Obergefell Ruling Reaffirms That Employees In Same-Sex Marriages Have FMLA Rights

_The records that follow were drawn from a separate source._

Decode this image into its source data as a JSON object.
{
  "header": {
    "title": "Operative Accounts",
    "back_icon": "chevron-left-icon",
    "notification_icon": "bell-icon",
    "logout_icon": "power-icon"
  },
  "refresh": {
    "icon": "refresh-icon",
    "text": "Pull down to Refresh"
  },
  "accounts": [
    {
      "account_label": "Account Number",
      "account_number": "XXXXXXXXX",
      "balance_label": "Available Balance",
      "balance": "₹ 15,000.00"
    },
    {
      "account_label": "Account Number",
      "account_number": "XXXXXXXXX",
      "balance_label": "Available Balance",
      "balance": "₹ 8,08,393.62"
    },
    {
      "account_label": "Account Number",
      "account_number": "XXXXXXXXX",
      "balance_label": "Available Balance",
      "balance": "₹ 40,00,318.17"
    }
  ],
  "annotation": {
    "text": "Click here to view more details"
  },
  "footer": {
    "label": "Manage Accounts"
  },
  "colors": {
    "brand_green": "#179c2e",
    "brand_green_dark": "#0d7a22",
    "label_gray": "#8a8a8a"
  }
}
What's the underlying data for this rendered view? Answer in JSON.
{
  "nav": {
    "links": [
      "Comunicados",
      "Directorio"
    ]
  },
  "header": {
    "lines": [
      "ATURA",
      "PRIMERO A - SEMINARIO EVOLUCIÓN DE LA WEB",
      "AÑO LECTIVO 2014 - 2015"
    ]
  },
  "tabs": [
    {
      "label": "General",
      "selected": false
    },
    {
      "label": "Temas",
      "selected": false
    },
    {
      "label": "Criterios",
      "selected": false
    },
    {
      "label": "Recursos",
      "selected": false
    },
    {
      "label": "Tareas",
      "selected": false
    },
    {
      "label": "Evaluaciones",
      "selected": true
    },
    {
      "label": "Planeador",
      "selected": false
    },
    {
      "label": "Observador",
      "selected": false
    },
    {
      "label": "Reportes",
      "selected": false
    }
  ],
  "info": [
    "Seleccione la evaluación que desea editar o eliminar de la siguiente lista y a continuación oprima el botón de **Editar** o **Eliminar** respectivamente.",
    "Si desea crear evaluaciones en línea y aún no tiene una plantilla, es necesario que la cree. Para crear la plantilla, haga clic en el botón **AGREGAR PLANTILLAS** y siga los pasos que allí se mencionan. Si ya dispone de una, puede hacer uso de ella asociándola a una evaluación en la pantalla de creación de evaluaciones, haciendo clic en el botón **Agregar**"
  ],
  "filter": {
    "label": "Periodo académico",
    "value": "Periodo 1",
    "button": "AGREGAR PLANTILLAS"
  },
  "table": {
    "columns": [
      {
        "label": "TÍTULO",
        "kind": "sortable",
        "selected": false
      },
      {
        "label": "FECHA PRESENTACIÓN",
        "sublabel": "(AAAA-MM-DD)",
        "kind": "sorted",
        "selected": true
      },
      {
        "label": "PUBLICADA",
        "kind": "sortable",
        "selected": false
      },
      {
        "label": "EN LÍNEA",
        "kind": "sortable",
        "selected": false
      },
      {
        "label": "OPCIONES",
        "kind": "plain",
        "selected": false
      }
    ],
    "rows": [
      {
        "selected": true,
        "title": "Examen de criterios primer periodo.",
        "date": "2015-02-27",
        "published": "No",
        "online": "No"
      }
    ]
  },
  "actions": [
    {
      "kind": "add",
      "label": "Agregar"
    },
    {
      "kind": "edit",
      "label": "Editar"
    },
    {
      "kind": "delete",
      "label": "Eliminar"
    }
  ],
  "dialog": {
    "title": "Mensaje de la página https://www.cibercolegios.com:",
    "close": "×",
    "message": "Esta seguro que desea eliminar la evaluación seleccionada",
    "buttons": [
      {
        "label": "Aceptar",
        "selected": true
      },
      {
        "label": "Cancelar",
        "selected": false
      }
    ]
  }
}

Earlier this year, the U.S. Department of Labor (DOL) issued a final rule defining “spouse” under the Family and Medical Leave Act (FMLA) so that an eligible employee in a same-sex marriage is able to take FMLA leave to care for his or her spouse or family member, regardless of whether the state in which they live recognizes same-sex marriages. That rule became effective on March 26, 2015. The DOL has not issued any additional guidance yet in light of Obergefell v. Hodges, but it seems clear that Obergefell means that all employers are required to permit eligible employees in same-sex marriages to take FMLA leave to care for their spouses since such marriages are now lawful in every state. Notably, the DOL’s rule does not recognize civil-union partners as “spouses” under the FMLA. Finally, the DOL held in 2010 that the FMLA requires employers to provide FMLA leave to eligible employees who will be the co-parents of their partners’ biological or adoptive children, including leave to bond with the children after birth or adoption, or to care for children with serious health conditions.